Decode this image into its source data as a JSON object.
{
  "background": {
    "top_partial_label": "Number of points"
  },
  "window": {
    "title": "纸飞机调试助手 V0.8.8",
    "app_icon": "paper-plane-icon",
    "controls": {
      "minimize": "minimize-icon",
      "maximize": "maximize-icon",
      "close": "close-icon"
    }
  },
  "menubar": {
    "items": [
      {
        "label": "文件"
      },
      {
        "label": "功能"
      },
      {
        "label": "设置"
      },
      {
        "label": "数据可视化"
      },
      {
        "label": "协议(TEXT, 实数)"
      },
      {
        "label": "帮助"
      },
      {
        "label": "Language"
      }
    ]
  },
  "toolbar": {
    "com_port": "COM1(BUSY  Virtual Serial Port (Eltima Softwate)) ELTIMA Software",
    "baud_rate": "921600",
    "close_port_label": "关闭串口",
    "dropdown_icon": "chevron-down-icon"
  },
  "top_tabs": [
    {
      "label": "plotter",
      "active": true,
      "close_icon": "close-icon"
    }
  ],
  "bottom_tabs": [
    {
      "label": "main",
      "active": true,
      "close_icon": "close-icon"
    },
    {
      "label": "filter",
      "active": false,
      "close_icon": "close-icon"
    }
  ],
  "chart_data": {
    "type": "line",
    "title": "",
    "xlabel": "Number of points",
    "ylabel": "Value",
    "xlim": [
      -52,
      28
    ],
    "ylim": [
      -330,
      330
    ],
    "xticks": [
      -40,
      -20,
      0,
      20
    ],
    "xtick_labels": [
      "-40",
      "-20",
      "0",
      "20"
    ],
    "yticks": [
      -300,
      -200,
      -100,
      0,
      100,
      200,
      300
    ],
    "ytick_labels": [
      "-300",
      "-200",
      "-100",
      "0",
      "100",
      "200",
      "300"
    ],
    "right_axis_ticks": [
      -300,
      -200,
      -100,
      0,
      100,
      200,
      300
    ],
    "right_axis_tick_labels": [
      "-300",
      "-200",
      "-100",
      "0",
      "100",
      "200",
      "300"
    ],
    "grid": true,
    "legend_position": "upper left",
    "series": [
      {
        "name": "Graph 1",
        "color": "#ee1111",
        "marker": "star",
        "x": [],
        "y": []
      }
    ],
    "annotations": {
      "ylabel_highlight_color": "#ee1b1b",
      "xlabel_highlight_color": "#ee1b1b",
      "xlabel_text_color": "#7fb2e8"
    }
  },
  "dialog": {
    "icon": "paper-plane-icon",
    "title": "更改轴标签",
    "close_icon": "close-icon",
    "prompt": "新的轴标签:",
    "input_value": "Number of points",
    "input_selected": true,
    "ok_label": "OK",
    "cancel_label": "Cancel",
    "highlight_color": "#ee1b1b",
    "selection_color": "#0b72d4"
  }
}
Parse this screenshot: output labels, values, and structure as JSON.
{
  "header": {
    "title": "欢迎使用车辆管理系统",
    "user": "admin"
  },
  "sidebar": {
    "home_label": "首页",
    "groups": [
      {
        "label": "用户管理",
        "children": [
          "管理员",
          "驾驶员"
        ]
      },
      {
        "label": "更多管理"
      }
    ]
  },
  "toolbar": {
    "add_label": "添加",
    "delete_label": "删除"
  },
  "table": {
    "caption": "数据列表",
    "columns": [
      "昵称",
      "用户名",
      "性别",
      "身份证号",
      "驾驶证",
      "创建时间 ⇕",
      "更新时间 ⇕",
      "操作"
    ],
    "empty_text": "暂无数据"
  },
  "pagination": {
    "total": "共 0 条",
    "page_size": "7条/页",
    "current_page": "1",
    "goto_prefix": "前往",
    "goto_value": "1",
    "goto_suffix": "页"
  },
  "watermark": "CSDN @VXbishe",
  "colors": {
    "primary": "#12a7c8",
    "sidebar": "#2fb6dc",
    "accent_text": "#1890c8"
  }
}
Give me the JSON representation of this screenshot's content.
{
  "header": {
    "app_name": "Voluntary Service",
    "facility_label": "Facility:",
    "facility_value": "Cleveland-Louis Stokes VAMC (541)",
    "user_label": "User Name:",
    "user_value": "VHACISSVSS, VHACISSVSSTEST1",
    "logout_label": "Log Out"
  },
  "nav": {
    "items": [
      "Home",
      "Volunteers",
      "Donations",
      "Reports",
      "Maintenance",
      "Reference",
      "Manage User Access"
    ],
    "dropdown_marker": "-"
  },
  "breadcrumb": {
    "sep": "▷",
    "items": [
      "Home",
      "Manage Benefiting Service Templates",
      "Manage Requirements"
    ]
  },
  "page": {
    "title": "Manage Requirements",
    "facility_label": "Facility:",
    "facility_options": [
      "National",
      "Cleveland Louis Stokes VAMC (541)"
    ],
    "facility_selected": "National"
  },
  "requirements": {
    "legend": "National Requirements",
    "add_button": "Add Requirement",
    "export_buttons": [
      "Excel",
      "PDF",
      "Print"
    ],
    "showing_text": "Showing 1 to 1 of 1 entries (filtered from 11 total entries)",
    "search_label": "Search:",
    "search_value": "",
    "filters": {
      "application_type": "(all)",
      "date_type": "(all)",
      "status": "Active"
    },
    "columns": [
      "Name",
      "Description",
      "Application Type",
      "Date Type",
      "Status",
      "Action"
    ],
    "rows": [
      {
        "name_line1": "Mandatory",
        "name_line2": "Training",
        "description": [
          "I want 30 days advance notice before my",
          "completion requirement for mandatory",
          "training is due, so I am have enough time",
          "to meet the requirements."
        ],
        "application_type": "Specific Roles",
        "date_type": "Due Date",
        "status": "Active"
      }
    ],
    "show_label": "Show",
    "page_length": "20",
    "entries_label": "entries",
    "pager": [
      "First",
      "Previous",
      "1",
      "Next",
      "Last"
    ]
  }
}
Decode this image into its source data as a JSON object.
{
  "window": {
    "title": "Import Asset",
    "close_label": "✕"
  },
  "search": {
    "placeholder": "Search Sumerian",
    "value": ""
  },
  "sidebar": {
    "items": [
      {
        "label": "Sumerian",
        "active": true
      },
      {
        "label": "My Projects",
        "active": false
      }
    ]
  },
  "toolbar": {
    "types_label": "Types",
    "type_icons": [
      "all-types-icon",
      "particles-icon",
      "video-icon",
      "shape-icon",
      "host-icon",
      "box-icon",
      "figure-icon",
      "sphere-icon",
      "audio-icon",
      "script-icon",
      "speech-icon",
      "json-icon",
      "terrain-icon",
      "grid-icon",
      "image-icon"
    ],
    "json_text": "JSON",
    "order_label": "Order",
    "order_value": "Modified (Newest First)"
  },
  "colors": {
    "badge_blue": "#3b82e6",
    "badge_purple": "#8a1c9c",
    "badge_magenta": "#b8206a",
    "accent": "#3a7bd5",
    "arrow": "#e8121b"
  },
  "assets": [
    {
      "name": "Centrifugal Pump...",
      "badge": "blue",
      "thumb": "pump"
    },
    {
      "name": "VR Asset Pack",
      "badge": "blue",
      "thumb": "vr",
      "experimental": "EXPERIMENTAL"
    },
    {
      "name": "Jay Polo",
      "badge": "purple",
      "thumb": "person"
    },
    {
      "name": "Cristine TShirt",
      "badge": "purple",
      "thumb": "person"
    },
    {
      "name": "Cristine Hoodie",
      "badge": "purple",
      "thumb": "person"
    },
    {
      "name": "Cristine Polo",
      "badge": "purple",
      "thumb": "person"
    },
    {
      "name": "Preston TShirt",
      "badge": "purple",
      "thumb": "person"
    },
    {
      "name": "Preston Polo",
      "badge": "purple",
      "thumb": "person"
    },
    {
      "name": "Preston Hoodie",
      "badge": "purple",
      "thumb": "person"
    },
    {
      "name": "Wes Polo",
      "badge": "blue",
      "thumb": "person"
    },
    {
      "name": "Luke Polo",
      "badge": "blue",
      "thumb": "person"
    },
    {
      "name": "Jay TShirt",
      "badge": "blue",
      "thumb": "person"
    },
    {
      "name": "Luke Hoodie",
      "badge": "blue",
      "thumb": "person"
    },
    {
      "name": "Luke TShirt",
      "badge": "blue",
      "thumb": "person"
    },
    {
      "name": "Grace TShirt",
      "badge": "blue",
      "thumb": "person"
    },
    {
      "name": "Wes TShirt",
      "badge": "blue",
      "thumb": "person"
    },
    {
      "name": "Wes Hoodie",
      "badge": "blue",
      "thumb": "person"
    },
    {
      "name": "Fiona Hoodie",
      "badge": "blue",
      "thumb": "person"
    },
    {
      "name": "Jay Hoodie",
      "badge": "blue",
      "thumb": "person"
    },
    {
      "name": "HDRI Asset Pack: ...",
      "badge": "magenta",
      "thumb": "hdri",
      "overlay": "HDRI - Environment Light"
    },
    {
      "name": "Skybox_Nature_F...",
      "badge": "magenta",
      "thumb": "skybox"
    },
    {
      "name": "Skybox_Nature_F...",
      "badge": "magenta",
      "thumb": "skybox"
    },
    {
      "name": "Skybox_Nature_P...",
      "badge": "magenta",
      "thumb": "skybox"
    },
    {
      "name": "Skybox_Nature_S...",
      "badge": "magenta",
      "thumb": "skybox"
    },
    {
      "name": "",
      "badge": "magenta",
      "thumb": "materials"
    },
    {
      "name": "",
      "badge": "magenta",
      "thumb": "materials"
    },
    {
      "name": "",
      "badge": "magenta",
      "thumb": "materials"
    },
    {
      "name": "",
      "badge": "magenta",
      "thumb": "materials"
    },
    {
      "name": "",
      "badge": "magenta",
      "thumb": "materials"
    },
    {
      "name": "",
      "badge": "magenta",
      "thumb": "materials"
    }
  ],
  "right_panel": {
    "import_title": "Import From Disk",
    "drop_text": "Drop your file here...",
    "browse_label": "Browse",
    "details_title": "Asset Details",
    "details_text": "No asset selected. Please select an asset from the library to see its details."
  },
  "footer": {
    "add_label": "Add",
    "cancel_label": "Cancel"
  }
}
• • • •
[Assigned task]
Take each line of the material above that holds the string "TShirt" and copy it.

[Result of this exercise]
      "name": "Cristine TShirt",
      "name": "Preston TShirt",
      "name": "Jay TShirt",
      "name": "Luke TShirt",
      "name": "Grace TShirt",
      "name": "Wes TShirt",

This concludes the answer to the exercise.